That work is of little value to society or the government.
The effective tax rate was lower primarily because 91% was the top marginal tax rate. Even those who paid the top marginal rate still had most of their income taxed at lower marginal tax rates, just as it is today.
Also, a large number of exemptions still exist today.
I do not support raising taxes on anyone. I support cutting spending and removing most government programs. Raising taxes has always had the impact of removing disposable income which impacts businesses and eventually impacts the individual.  I would rather see all government expenses become fully transparent, in addition to showing all money spent on lobbying down to the cent. Every government project should have public documents that detail a full project break-down and what money what spent specifically on what.

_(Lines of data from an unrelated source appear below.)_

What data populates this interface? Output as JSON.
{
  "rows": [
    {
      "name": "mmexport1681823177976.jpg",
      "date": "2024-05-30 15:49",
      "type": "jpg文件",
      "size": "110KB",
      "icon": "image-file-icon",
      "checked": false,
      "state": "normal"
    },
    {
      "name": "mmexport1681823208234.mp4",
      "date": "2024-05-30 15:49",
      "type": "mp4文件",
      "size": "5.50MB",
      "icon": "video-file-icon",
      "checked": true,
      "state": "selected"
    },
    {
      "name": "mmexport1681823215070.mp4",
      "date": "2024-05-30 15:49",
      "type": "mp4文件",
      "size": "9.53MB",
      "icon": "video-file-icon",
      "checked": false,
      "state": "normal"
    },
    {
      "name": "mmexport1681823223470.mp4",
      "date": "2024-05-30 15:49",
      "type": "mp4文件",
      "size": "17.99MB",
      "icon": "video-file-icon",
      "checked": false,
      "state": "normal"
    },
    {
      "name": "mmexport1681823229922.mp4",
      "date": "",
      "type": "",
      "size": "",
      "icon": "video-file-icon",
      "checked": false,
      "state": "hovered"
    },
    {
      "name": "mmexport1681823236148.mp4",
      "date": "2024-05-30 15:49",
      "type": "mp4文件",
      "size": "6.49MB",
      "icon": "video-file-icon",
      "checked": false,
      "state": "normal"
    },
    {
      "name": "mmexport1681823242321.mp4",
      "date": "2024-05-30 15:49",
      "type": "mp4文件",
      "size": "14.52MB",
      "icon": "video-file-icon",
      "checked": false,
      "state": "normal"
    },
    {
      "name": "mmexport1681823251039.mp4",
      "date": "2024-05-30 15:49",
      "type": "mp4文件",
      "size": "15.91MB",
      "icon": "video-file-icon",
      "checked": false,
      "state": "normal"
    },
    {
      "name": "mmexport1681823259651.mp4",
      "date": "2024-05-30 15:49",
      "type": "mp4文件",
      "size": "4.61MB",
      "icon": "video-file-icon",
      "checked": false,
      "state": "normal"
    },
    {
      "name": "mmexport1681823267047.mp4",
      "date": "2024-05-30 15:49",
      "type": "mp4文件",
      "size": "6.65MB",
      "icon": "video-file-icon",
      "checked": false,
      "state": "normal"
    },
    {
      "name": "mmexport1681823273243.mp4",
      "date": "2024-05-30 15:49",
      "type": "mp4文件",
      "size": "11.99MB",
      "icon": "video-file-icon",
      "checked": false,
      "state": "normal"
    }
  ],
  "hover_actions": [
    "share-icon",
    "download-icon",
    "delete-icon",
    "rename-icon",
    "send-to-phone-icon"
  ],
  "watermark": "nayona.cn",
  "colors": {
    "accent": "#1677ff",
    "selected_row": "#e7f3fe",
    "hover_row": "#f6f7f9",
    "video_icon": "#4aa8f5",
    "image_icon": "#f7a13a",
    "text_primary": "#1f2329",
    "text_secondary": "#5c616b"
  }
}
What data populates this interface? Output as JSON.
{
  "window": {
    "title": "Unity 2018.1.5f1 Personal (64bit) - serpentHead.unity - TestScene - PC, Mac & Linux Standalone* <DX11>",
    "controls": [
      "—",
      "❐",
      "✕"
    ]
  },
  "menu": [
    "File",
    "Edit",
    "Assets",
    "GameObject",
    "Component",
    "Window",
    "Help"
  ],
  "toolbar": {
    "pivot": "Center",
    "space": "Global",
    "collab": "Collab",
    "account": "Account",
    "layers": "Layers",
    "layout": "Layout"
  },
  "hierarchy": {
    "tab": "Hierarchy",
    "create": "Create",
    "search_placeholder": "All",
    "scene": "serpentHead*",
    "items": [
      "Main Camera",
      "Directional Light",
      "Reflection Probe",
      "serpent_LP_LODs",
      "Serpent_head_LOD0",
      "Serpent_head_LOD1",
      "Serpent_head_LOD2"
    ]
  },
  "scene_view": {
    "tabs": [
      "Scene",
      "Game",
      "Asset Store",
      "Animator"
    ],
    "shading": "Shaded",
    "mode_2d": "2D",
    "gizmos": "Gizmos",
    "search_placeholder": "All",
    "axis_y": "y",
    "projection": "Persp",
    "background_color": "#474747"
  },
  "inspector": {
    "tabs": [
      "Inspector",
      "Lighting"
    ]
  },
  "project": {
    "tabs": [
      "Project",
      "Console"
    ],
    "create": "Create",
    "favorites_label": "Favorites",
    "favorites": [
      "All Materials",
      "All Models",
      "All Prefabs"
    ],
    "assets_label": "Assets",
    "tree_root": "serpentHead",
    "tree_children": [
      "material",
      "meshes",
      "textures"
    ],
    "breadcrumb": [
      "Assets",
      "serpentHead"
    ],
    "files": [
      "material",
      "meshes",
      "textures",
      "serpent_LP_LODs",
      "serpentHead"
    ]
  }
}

 - https://www.infoplease.com/homework-help/social-studies/fisc...
I'm also in the minority but my view on this has changed a lot in the past few years. I don't understand why there isn't a "maximum income" regulation actually. If you make $20M/year, do you really need more?
Taxes are not a punishment, though they may be a disincentive. Taxes are also not a payment in exchange for services.
"Those one-percenters make too much; make them pay their fair share!"
"Smoking is bad; raise taxes on tobacco products"
> "Those one-percenters make too much; make them pay their fair share!" "Smoking is bad; raise taxes on tobacco products"
That first pseudoquote is not presenting taxes as a punishment. It's presenting them as a fulfillment of social responsibility to "pay a fair share." The second one is presenting them as a disincentive for a harmful behavior.
Do we have any study or proof demonstrating that if we applied a 100% tax rate above $20M/year people would just stop working?
And I don't see that as a punishment. The money not spend on crazy CEO incomes can be used to pay other workers better, or invest in innovation since that's what you brought up.
I would likely stop working. Pay me $20M + $1 and let's check...
The 2016 campaign had absolutely nothing to do with the size of the government. Trump's campaign promises included $550 billion federal investment in infrastructure, deporting all illegal immigrants, and providing health insurance for everybody, paid for by the government.